“The open gym will definitely not be as competitive as the varsity team, as we welcome players of all levels; there will be no official coaches or games, ergo no stress about winning or losing,” Lobontiu said.
Unlike Lobontiu, Sophia Vale ’17 has only recently begun in her sport of choice, gymnastics, at the end of her high school career. But similarly, Vale is also trying to start a club at Wellesley to bring students who share a passion for the sport together.
She began by enrolling in beginner-level classes before coming to Wellesley, where she quickly advanced in skill, especially compared to younger students. However, she was unable to continue at Wellesley without a gymnastics club, but she decided last month that she would begin her own. Vale said 24 other students have expressed interest for the team. But like Draikiwicz, Vale has experienced the difficulties associated with starting a sports club.

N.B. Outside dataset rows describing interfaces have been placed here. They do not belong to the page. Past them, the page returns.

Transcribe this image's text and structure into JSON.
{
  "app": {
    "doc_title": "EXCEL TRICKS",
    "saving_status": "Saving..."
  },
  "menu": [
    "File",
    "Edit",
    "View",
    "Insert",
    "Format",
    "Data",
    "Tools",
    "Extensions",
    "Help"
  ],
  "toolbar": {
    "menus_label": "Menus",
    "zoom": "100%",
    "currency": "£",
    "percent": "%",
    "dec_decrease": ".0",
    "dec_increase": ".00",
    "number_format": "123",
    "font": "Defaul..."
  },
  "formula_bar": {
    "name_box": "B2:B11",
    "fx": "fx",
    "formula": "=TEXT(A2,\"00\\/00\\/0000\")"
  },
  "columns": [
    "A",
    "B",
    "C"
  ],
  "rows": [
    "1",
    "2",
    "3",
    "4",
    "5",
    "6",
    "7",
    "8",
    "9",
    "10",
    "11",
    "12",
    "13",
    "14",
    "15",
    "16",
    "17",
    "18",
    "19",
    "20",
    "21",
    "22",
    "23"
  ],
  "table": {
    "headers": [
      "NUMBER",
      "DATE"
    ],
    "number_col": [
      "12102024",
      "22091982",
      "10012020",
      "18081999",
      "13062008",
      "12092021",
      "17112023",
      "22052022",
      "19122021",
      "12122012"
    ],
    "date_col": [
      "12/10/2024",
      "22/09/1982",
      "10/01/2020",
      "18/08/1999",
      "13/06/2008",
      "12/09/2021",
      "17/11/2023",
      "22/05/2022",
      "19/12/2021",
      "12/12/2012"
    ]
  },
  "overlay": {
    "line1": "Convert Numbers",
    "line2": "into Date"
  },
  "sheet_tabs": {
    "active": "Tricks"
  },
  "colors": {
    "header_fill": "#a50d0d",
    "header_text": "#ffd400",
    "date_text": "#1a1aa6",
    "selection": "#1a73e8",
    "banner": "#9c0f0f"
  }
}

“Even at the beginner level, you really need to have spotters to help run people through different tricks and moves,” Vale said. Instead, the club’s practices will focus on tumbling, beginning with stretches. Practices would then be split by skill level. Vale plans for each group to have a student leader who would rotate in order for the team to develop different skills.

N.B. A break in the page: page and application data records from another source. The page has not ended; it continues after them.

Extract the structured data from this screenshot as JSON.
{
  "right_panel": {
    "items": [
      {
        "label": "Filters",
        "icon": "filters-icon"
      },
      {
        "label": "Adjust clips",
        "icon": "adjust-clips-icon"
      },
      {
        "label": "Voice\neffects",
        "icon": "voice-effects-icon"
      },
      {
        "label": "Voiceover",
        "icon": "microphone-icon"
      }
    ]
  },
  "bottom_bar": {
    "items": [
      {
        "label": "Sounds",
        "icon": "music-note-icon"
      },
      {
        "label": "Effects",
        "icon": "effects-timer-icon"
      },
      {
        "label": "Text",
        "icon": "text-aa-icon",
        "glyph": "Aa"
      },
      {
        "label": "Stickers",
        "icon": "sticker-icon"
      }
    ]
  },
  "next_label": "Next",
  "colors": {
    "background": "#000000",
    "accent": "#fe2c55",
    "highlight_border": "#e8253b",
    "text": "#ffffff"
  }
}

“Hopefully with KSC renovations there will be more open gym space, but really with gymnastics you need mats, tumble track, vaults, bars and trampolines, most of this equipment Wellesley does not have,” Vale said. She is currently speaking with those in charge of gymnastics facilities at MIT to see if the team would be able to use their space. The lack of space and equipment, according to Vale, is also why there is no P.E. class at Wellesley.

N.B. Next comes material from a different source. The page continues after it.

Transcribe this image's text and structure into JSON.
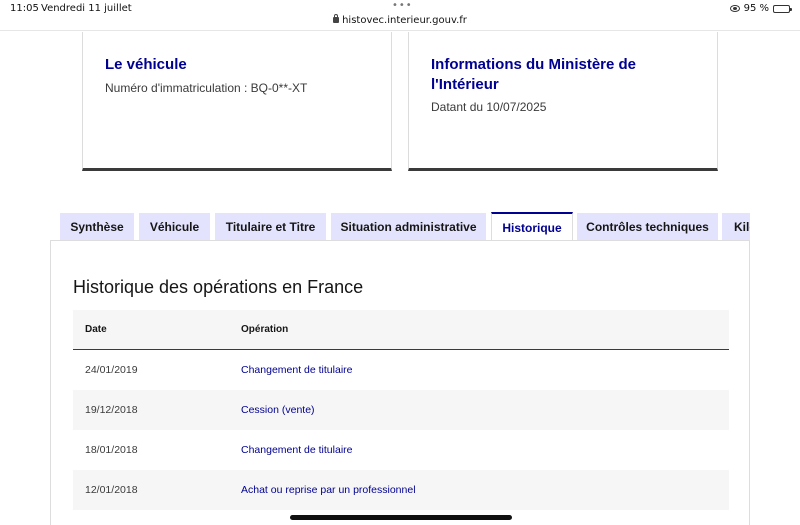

“There seems to be interest in the club, it’s really more a matter of feasibility. I hope that someone continues this through in the hopes that the administration will take notice of how many Wellesley students at all levels have an interest in gymnastics, but are limited in resources and time to go off campus for practice,” Vale said.
Vale also considered practicing tumbling by joining the Babson-Olin-Wellesley (BOWs) Cheerleading Team but noted that that team had its own troubles starting up.
Enna Hattori ’15, now a cheerleader on the MIT squad, was previously involved in the BOWs team. When she came to Wellesley, she tried out for the BOWs team and also recruited three other Wellesley students to join. The combined team practiced at Babson with a coach and cheered at Babson’s basketball games.
However, this year, Hattori found herself in a co-captain role of the team with another Wellesley student, Alexandra Spiliakos ’15 on the BOWs cheerleading team. Many of the other members, particularly Babson students, are studying abroad this year.
“It just became too difficult to liaise between Babson and the cheer team without a Babson member on the team,” Hattori said, commenting on why she and Spiliakos decided to permanently join the MIT team instead. “We hope that once the Babson cheerleaders come back from study abroad, they will restart the cheer team!”
Meanwhile, at MIT, Hattori and the team practice with four coaches for seven hours a week and cheer at football and basketball games. In comparison to the BOWs team, the MIT squad has much more stringent practices in order to train for Nationals in April. To balance her schedule with practice, Hattori is taking two classes at MIT and is considering studying at MIT full-time this spring.
Hattori, Draikiwicz, Lobontiu and Vale are committed to their sports, and these clubs allow them to make time in their lives and space at Wellesley for them.
Photo courtesy of Alison Draikiwicz